(Dataset rows describing interfaces)
**********
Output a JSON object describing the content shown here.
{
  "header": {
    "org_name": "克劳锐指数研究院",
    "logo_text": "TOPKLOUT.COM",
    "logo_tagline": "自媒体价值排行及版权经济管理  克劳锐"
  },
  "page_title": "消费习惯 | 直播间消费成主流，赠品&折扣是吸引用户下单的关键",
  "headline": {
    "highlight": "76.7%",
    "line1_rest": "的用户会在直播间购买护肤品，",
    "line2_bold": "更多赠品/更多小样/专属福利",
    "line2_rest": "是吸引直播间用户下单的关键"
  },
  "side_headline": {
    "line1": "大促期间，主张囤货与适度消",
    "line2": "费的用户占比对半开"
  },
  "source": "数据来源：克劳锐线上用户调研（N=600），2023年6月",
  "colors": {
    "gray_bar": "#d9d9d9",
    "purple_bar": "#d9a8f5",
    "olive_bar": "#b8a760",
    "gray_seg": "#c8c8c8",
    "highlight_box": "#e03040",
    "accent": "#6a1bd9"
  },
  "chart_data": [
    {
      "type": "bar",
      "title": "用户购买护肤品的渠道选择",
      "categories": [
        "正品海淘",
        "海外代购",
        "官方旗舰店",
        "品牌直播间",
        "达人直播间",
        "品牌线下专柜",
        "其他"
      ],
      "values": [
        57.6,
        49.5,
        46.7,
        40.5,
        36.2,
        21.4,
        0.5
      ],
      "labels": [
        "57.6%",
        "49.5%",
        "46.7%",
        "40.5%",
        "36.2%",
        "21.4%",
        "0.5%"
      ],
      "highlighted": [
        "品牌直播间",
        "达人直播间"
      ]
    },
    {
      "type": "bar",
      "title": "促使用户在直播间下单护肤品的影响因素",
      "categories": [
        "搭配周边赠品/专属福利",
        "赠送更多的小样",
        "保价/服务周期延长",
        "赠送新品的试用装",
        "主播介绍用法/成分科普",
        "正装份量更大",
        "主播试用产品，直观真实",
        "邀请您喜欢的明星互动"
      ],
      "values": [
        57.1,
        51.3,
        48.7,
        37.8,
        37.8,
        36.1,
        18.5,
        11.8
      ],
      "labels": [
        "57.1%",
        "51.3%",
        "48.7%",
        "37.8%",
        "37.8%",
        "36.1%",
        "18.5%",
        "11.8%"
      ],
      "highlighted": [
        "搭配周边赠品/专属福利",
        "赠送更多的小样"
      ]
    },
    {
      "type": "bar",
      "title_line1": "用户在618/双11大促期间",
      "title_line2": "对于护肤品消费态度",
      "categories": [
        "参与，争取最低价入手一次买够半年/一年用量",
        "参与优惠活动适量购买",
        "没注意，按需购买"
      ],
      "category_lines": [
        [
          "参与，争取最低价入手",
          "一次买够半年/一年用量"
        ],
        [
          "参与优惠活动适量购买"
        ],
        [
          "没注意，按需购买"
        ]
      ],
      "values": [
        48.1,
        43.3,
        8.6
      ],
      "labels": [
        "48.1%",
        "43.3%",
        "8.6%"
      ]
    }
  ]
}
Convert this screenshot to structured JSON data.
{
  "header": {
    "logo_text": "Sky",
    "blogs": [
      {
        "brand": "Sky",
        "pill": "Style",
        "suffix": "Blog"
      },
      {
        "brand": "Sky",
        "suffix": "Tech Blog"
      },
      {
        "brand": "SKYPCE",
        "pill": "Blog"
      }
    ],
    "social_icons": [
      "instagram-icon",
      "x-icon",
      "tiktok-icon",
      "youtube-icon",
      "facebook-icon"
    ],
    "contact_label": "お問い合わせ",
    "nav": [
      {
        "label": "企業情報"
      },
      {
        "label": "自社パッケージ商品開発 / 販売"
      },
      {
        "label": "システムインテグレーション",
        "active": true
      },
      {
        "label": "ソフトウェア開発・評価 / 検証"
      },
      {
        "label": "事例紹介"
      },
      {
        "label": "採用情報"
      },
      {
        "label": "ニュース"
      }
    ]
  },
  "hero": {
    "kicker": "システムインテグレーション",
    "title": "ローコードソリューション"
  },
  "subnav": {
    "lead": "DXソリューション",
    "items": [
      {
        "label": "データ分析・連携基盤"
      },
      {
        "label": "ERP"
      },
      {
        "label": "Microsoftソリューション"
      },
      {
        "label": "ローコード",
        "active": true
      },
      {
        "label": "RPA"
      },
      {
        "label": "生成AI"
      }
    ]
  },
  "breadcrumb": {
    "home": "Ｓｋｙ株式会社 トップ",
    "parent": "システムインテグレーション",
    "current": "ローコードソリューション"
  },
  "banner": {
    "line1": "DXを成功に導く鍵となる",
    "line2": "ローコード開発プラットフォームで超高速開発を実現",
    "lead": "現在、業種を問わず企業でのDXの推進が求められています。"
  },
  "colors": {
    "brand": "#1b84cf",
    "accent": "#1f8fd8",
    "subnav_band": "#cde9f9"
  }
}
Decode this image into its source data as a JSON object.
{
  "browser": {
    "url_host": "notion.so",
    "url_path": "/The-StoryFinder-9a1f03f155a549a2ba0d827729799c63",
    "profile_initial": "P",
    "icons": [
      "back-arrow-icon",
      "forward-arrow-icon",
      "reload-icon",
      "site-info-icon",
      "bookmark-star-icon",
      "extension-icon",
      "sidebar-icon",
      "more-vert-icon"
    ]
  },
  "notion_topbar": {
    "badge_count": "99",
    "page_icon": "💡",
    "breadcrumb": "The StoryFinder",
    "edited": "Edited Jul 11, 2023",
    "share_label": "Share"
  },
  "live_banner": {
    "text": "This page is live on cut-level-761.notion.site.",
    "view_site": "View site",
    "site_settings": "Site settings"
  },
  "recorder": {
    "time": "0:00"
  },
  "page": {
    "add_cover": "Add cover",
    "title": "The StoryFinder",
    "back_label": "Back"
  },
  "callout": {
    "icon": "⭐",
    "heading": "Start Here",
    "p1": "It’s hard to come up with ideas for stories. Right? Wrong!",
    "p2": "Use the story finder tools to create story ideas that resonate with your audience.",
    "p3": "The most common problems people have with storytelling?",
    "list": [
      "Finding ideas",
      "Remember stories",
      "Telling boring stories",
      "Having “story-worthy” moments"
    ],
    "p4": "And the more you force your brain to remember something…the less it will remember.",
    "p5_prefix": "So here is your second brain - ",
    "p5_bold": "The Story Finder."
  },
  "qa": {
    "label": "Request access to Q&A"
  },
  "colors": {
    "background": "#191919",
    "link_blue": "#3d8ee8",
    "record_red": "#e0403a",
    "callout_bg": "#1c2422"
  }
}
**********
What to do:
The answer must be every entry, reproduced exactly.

Written response:
Output a JSON object describing the content shown here.
{
  "header": {
    "org_name": "克劳锐指数研究院",
    "logo_text": "TOPKLOUT.COM",
    "logo_tagline": "自媒体价值排行及版权经济管理  克劳锐"
  },
  "page_title": "消费习惯 | 直播间消费成主流，赠品&折扣是吸引用户下单的关键",
  "headline": {
    "highlight": "76.7%",
    "line1_rest": "的用户会在直播间购买护肤品，",
    "line2_bold": "更多赠品/更多小样/专属福利",
    "line2_rest": "是吸引直播间用户下单的关键"
  },
  "side_headline": {
    "line1": "大促期间，主张囤货与适度消",
    "line2": "费的用户占比对半开"
  },
  "source": "数据来源：克劳锐线上用户调研（N=600），2023年6月",
  "colors": {
    "gray_bar": "#d9d9d9",
    "purple_bar": "#d9a8f5",
    "olive_bar": "#b8a760",
    "gray_seg": "#c8c8c8",
    "highlight_box": "#e03040",
    "accent": "#6a1bd9"
  },
  "chart_data": [
    {
      "type": "bar",
      "title": "用户购买护肤品的渠道选择",
      "categories": [
        "正品海淘",
        "海外代购",
        "官方旗舰店",
        "品牌直播间",
        "达人直播间",
        "品牌线下专柜",
        "其他"
      ],
      "values": [
        57.6,
        49.5,
        46.7,
        40.5,
        36.2,
        21.4,
        0.5
      ],
      "labels": [
        "57.6%",
        "49.5%",
        "46.7%",
        "40.5%",
        "36.2%",
        "21.4%",
        "0.5%"
      ],
      "highlighted": [
        "品牌直播间",
        "达人直播间"
      ]
    },
    {
      "type": "bar",
      "title": "促使用户在直播间下单护肤品的影响因素",
      "categories": [
        "搭配周边赠品/专属福利",
        "赠送更多的小样",
        "保价/服务周期延长",
        "赠送新品的试用装",
        "主播介绍用法/成分科普",
        "正装份量更大",
        "主播试用产品，直观真实",
        "邀请您喜欢的明星互动"
      ],
      "values": [
        57.1,
        51.3,
        48.7,
        37.8,
        37.8,
        36.1,
        18.5,
        11.8
      ],
      "labels": [
        "57.1%",
        "51.3%",
        "48.7%",
        "37.8%",
        "37.8%",
        "36.1%",
        "18.5%",
        "11.8%"
      ],
      "highlighted": [
        "搭配周边赠品/专属福利",
        "赠送更多的小样"
      ]
    },
    {
      "type": "bar",
      "title_line1": "用户在618/双11大促期间",
      "title_line2": "对于护肤品消费态度",
      "categories": [
        "参与，争取最低价入手一次买够半年/一年用量",
        "参与优惠活动适量购买",
        "没注意，按需购买"
      ],
      "category_lines": [
        [
          "参与，争取最低价入手",
          "一次买够半年/一年用量"
        ],
        [
          "参与优惠活动适量购买"
        ],
        [
          "没注意，按需购买"
        ]
      ],
      "values": [
        48.1,
        43.3,
        8.6
      ],
      "labels": [
        "48.1%",
        "43.3%",
        "8.6%"
      ]
    }
  ]
}
Convert this screenshot to structured JSON data.
{
  "header": {
    "logo_text": "Sky",
    "blogs": [
      {
        "brand": "Sky",
        "pill": "Style",
        "suffix": "Blog"
      },
      {
        "brand": "Sky",
        "suffix": "Tech Blog"
      },
      {
        "brand": "SKYPCE",
        "pill": "Blog"
      }
    ],
    "social_icons": [
      "instagram-icon",
      "x-icon",
      "tiktok-icon",
      "youtube-icon",
      "facebook-icon"
    ],
    "contact_label": "お問い合わせ",
    "nav": [
      {
        "label": "企業情報"
      },
      {
        "label": "自社パッケージ商品開発 / 販売"
      },
      {
        "label": "システムインテグレーション",
        "active": true
      },
      {
        "label": "ソフトウェア開発・評価 / 検証"
      },
      {
        "label": "事例紹介"
      },
      {
        "label": "採用情報"
      },
      {
        "label": "ニュース"
      }
    ]
  },
  "hero": {
    "kicker": "システムインテグレーション",
    "title": "ローコードソリューション"
  },
  "subnav": {
    "lead": "DXソリューション",
    "items": [
      {
        "label": "データ分析・連携基盤"
      },
      {
        "label": "ERP"
      },
      {
        "label": "Microsoftソリューション"
      },
      {
        "label": "ローコード",
        "active": true
      },
      {
        "label": "RPA"
      },
      {
        "label": "生成AI"
      }
    ]
  },
  "breadcrumb": {
    "home": "Ｓｋｙ株式会社 トップ",
    "parent": "システムインテグレーション",
    "current": "ローコードソリューション"
  },
  "banner": {
    "line1": "DXを成功に導く鍵となる",
    "line2": "ローコード開発プラットフォームで超高速開発を実現",
    "lead": "現在、業種を問わず企業でのDXの推進が求められています。"
  },
  "colors": {
    "brand": "#1b84cf",
    "accent": "#1f8fd8",
    "subnav_band": "#cde9f9"
  }
}
Decode this image into its source data as a JSON object.
{
  "browser": {
    "url_host": "notion.so",
    "url_path": "/The-StoryFinder-9a1f03f155a549a2ba0d827729799c63",
    "profile_initial": "P",
    "icons": [
      "back-arrow-icon",
      "forward-arrow-icon",
      "reload-icon",
      "site-info-icon",
      "bookmark-star-icon",
      "extension-icon",
      "sidebar-icon",
      "more-vert-icon"
    ]
  },
  "notion_topbar": {
    "badge_count": "99",
    "page_icon": "💡",
    "breadcrumb": "The StoryFinder",
    "edited": "Edited Jul 11, 2023",
    "share_label": "Share"
  },
  "live_banner": {
    "text": "This page is live on cut-level-761.notion.site.",
    "view_site": "View site",
    "site_settings": "Site settings"
  },
  "recorder": {
    "time": "0:00"
  },
  "page": {
    "add_cover": "Add cover",
    "title": "The StoryFinder",
    "back_label": "Back"
  },
  "callout": {
    "icon": "⭐",
    "heading": "Start Here",
    "p1": "It’s hard to come up with ideas for stories. Right? Wrong!",
    "p2": "Use the story finder tools to create story ideas that resonate with your audience.",
    "p3": "The most common problems people have with storytelling?",
    "list": [
      "Finding ideas",
      "Remember stories",
      "Telling boring stories",
      "Having “story-worthy” moments"
    ],
    "p4": "And the more you force your brain to remember something…the less it will remember.",
    "p5_prefix": "So here is your second brain - ",
    "p5_bold": "The Story Finder."
  },
  "qa": {
    "label": "Request access to Q&A"
  },
  "colors": {
    "background": "#191919",
    "link_blue": "#3d8ee8",
    "record_red": "#e0403a",
    "callout_bg": "#1c2422"
  }
}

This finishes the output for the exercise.